» Assignment
Once you have checked each line below, report only the number of lines that contain the word "JSON".

##### Recorded information #####

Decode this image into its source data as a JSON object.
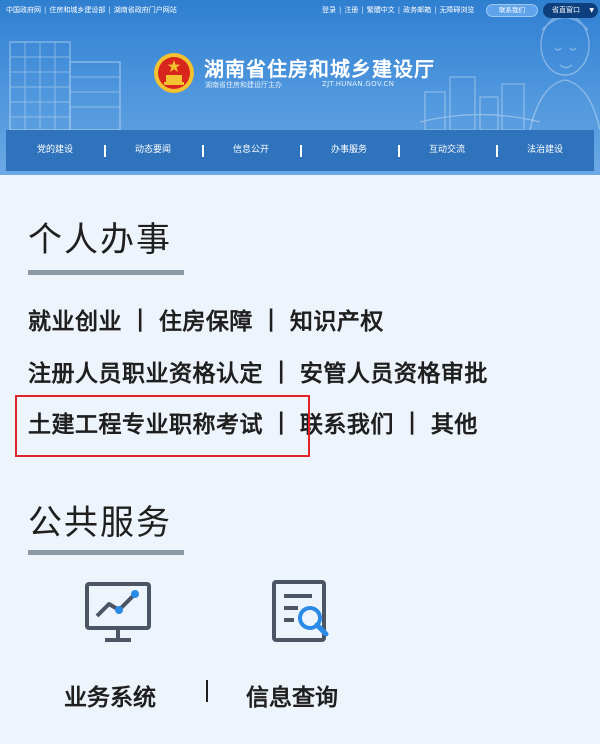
{
  "topbar": {
    "left_links": [
      "中国政府网",
      "住房和城乡建设部",
      "湖南省政府门户网站"
    ],
    "right_links": [
      "登录",
      "注册",
      "繁體中文",
      "政务邮箱",
      "无障碍浏览"
    ],
    "contact_button": "联系我们",
    "gov_window_button": "省直窗口"
  },
  "header": {
    "title": "湖南省住房和城乡建设厅",
    "subtitle": "湖南省住房和建设厅主办",
    "url": "ZJT.HUNAN.GOV.CN"
  },
  "nav": {
    "items": [
      "党的建设",
      "动态要闻",
      "信息公开",
      "办事服务",
      "互动交流",
      "法治建设"
    ]
  },
  "personal": {
    "title": "个人办事",
    "row1": [
      "就业创业",
      "住房保障",
      "知识产权"
    ],
    "row2": [
      "注册人员职业资格认定",
      "安管人员资格审批"
    ],
    "row3": [
      "土建工程专业职称考试",
      "联系我们",
      "其他"
    ],
    "separator": "|"
  },
  "public": {
    "title": "公共服务",
    "services": [
      {
        "label": "业务系统",
        "icon": "chart-monitor-icon"
      },
      {
        "label": "信息查询",
        "icon": "document-search-icon"
      }
    ]
  },
  "colors": {
    "nav_bg": "#2f73bd",
    "highlight": "#e0232b",
    "icon_gray": "#4b5563",
    "icon_accent": "#2a8be6"
  }
}
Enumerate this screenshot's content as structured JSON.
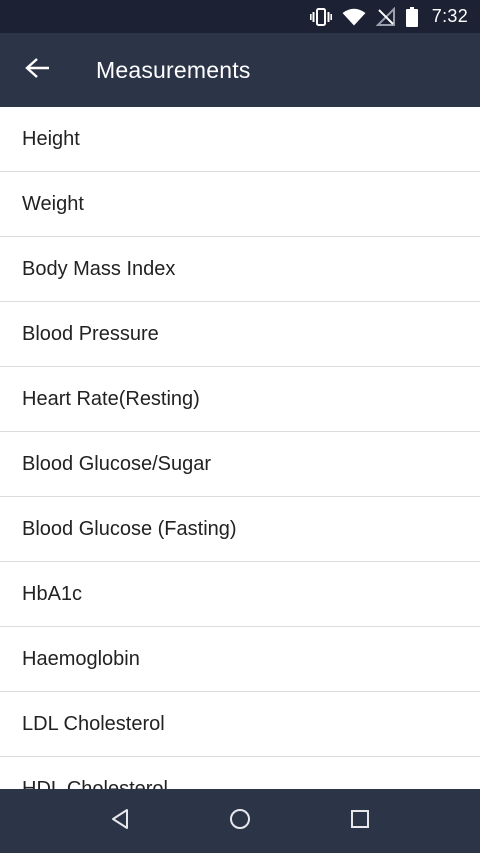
{
  "status_bar": {
    "time": "7:32",
    "icons": [
      "vibrate-icon",
      "wifi-icon",
      "no-signal-icon",
      "battery-icon"
    ]
  },
  "app_bar": {
    "title": "Measurements",
    "back_icon": "back-arrow-icon"
  },
  "measurements": {
    "items": [
      {
        "label": "Height"
      },
      {
        "label": "Weight"
      },
      {
        "label": "Body Mass Index"
      },
      {
        "label": "Blood Pressure"
      },
      {
        "label": "Heart Rate(Resting)"
      },
      {
        "label": "Blood Glucose/Sugar"
      },
      {
        "label": "Blood Glucose (Fasting)"
      },
      {
        "label": "HbA1c"
      },
      {
        "label": "Haemoglobin"
      },
      {
        "label": "LDL Cholesterol"
      },
      {
        "label": "HDL Cholesterol"
      }
    ]
  },
  "nav_bar": {
    "buttons": [
      "nav-back-icon",
      "nav-home-icon",
      "nav-recents-icon"
    ]
  },
  "colors": {
    "status_bar_bg": "#1c2233",
    "app_bar_bg": "#2c3447",
    "divider": "#dcdcdc",
    "text": "#222222"
  }
}
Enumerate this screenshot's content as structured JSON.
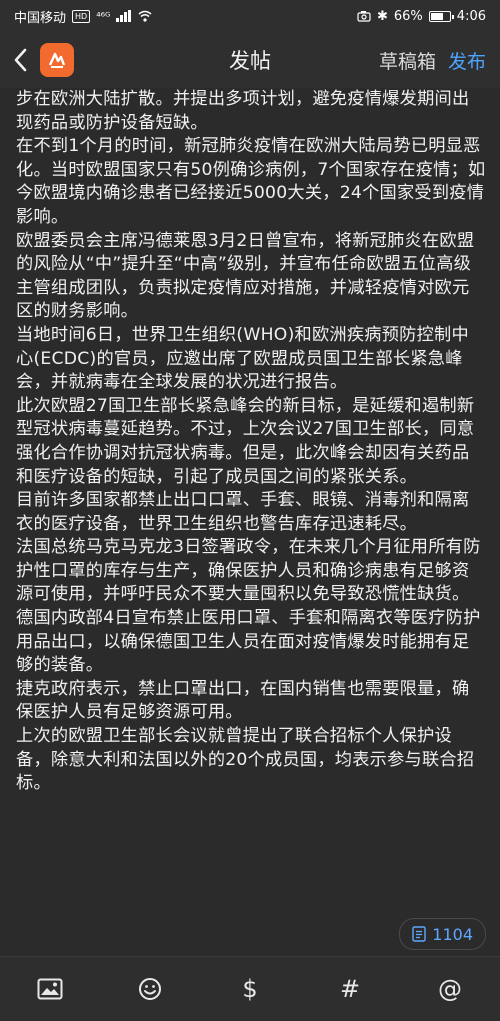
{
  "status_bar": {
    "carrier": "中国移动",
    "hd": "HD",
    "network": "⁴⁶ᴳ",
    "battery_text": "66%",
    "battery_level": 0.66,
    "time": "4:06"
  },
  "nav": {
    "title": "发帖",
    "drafts_label": "草稿箱",
    "publish_label": "发布",
    "logo_icon": "app-logo-icon"
  },
  "post": {
    "paragraphs": [
      "步在欧洲大陆扩散。并提出多项计划，避免疫情爆发期间出现药品或防护设备短缺。",
      "在不到1个月的时间，新冠肺炎疫情在欧洲大陆局势已明显恶化。当时欧盟国家只有50例确诊病例，7个国家存在疫情；如今欧盟境内确诊患者已经接近5000大关，24个国家受到疫情影响。",
      "欧盟委员会主席冯德莱恩3月2日曾宣布，将新冠肺炎在欧盟的风险从“中”提升至“中高”级别，并宣布任命欧盟五位高级主管组成团队，负责拟定疫情应对措施，并减轻疫情对欧元区的财务影响。",
      "当地时间6日，世界卫生组织(WHO)和欧洲疾病预防控制中心(ECDC)的官员，应邀出席了欧盟成员国卫生部长紧急峰会，并就病毒在全球发展的状况进行报告。",
      "此次欧盟27国卫生部长紧急峰会的新目标，是延缓和遏制新型冠状病毒蔓延趋势。不过，上次会议27国卫生部长，同意强化合作协调对抗冠状病毒。但是，此次峰会却因有关药品和医疗设备的短缺，引起了成员国之间的紧张关系。",
      "目前许多国家都禁止出口口罩、手套、眼镜、消毒剂和隔离衣的医疗设备，世界卫生组织也警告库存迅速耗尽。",
      "法国总统马克马克龙3日签署政令，在未来几个月征用所有防护性口罩的库存与生产，确保医护人员和确诊病患有足够资源可使用，并呼吁民众不要大量囤积以免导致恐慌性缺货。",
      "德国内政部4日宣布禁止医用口罩、手套和隔离衣等医疗防护用品出口，以确保德国卫生人员在面对疫情爆发时能拥有足够的装备。",
      "捷克政府表示，禁止口罩出口，在国内销售也需要限量，确保医护人员有足够资源可用。",
      "上次的欧盟卫生部长会议就曾提出了联合招标个人保护设备，除意大利和法国以外的20个成员国，均表示参与联合招标。"
    ]
  },
  "word_count": {
    "icon": "document-icon",
    "value": "1104"
  },
  "toolbar": {
    "items": [
      {
        "icon": "image-icon"
      },
      {
        "icon": "emoji-icon"
      },
      {
        "icon": "dollar-icon",
        "glyph": "$"
      },
      {
        "icon": "hashtag-icon",
        "glyph": "#"
      },
      {
        "icon": "mention-icon",
        "glyph": "@"
      }
    ]
  },
  "colors": {
    "background": "#2b2b2b",
    "accent": "#4ea3ff",
    "logo": "#f26a2e"
  }
}
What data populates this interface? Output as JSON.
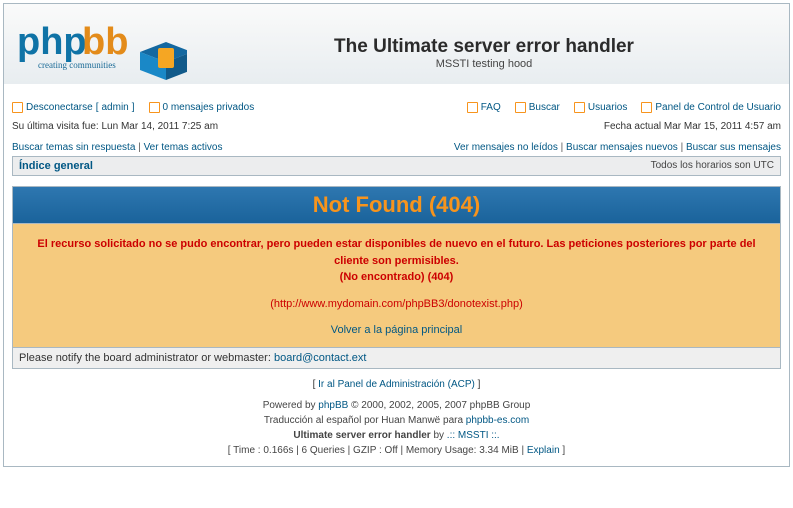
{
  "header": {
    "title": "The Ultimate server error handler",
    "subtitle": "MSSTI testing hood",
    "logo_text1": "php",
    "logo_text2": "bb",
    "logo_tag": "creating communities"
  },
  "nav": {
    "logout": "Desconectarse",
    "admin": "admin",
    "pm": "0 mensajes privados",
    "faq": "FAQ",
    "search": "Buscar",
    "users": "Usuarios",
    "ucp": "Panel de Control de Usuario"
  },
  "visit": {
    "last": "Su última visita fue: Lun Mar 14, 2011 7:25 am",
    "now": "Fecha actual Mar Mar 15, 2011 4:57 am"
  },
  "searchlinks": {
    "unanswered": "Buscar temas sin respuesta",
    "active": "Ver temas activos",
    "unread": "Ver mensajes no leídos",
    "newposts": "Buscar mensajes nuevos",
    "yourposts": "Buscar sus mensajes"
  },
  "index": {
    "label": "Índice general",
    "tz": "Todos los horarios son UTC"
  },
  "error": {
    "title": "Not Found (404)",
    "msg1": "El recurso solicitado no se pudo encontrar, pero pueden estar disponibles de nuevo en el futuro. Las peticiones posteriores por parte del cliente son permisibles.",
    "msg2": "(No encontrado) (404)",
    "url": "(http://www.mydomain.com/phpBB3/donotexist.php)",
    "back": "Volver a la página principal"
  },
  "notify": {
    "text": "Please notify the board administrator or webmaster: ",
    "email": "board@contact.ext"
  },
  "acp": {
    "open": "[ ",
    "link": "Ir al Panel de Administración (ACP)",
    "close": " ]"
  },
  "footer": {
    "powered1": "Powered by ",
    "phpbb": "phpBB",
    "powered2": " © 2000, 2002, 2005, 2007 phpBB Group",
    "trans1": "Traducción al español por Huan Manwë para ",
    "trans2": "phpbb-es.com",
    "mod1": "Ultimate server error handler",
    "mod2": " by ",
    "mod3": ".:: MSSTI ::.",
    "stats": "[ Time : 0.166s | 6 Queries | GZIP : Off | Memory Usage: 3.34 MiB | ",
    "explain": "Explain",
    "close": " ]"
  }
}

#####

» Answer box
4